The talented but untrained Josh is lulled to the action of the game and is so skilled, his father is incapable of even giving the boy a challenge. He likes to spend time with Vinnie, whose fast-tactics are impulsive, daring, and instinct-driven, which Josh responds to quickly. Max’s father thinks his boy could be great and decides to hire one of the best instructors in the business, whose methods are unorthodox but disciplined. Trying to teach the boy to look beyond what he sees, he sits the boy down for a game, and it’s here we must FREEZE THAT FRAME:
The complexities of master chess are about more than where the pieces are on the board now but where they will be in one, two, three, and many movies ahead. Pandolfin wants Max to learn to see these moves before he commits, and so sets up a check mate in four moves but tells Max not to begin until he knows all the steps to the win, something Max say he can’t do unless he can move the pieces. Pandolfin makes it “easier” by brushing away all the pieces with a sudden sweep of his arm, sending them all tumbling to the floor, leaving only the empty board for Max to ponder.

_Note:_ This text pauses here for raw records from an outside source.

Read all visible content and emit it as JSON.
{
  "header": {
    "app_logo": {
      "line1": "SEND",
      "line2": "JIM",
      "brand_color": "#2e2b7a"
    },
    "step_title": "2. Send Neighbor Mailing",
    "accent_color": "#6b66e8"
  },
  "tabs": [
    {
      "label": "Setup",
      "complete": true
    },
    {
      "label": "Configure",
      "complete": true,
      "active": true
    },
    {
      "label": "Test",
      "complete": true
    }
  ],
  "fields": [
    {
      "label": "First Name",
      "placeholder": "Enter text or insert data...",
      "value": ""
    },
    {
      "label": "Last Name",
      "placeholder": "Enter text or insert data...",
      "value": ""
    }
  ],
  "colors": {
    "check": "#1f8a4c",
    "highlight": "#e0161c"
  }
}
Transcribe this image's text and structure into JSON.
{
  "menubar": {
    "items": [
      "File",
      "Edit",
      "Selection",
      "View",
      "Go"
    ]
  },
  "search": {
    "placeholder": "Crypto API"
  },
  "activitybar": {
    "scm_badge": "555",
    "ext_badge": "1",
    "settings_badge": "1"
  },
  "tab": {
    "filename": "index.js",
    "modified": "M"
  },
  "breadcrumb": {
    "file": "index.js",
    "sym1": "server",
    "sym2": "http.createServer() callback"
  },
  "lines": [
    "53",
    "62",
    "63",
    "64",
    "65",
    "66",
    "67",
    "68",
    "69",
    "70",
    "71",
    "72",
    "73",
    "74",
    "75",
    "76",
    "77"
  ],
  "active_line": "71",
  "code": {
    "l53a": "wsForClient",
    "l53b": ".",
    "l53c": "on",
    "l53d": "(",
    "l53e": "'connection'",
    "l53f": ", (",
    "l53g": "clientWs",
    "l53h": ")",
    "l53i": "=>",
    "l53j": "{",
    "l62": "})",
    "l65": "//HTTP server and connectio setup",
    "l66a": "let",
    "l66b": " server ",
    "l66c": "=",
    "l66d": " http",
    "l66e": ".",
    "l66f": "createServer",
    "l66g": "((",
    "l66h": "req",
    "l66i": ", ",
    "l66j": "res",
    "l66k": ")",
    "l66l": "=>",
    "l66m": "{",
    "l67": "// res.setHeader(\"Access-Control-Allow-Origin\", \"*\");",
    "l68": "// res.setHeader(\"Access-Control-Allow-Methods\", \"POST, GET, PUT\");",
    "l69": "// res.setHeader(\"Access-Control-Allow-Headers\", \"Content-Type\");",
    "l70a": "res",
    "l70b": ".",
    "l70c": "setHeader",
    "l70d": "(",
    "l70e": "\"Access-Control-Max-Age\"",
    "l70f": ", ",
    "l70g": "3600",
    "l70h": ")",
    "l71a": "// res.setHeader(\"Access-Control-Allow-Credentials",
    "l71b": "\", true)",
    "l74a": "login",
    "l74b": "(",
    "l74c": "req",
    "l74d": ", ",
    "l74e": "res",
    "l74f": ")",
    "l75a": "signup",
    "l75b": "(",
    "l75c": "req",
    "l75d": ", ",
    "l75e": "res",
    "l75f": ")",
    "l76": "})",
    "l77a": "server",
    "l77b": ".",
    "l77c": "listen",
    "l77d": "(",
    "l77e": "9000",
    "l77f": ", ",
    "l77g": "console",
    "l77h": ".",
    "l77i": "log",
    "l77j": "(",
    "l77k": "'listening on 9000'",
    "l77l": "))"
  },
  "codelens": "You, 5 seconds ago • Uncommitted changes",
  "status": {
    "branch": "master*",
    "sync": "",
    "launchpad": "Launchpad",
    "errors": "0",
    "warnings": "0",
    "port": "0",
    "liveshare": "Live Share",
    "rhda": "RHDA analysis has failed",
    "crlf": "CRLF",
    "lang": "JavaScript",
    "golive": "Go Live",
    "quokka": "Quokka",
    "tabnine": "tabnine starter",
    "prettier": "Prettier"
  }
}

So Max does, finally figuring it out and is then shown a “rare” certificate of achievement he can earn if he completes his training, a MacGuffin that acts like a carrot on a stick for the boy as he learns.
This moment is a powerful one simply because it demonstrates how important knowing the board of chess is, and that it is a game of vision well beyond what you are currently seeing. For Max, he needs to learn to let go of the trapping of what lies right in front of him and plan his steps before he moves, something that is contrary to what he learns with Vinnie. The two mentors are the balance that Max needs to find, but as each vie to have their won strategies be the dominate, it leaves the boys always unsettled. This moment leads to a devastating scene later when the certificate comes back into play, and Max learns his hardest lesson yet.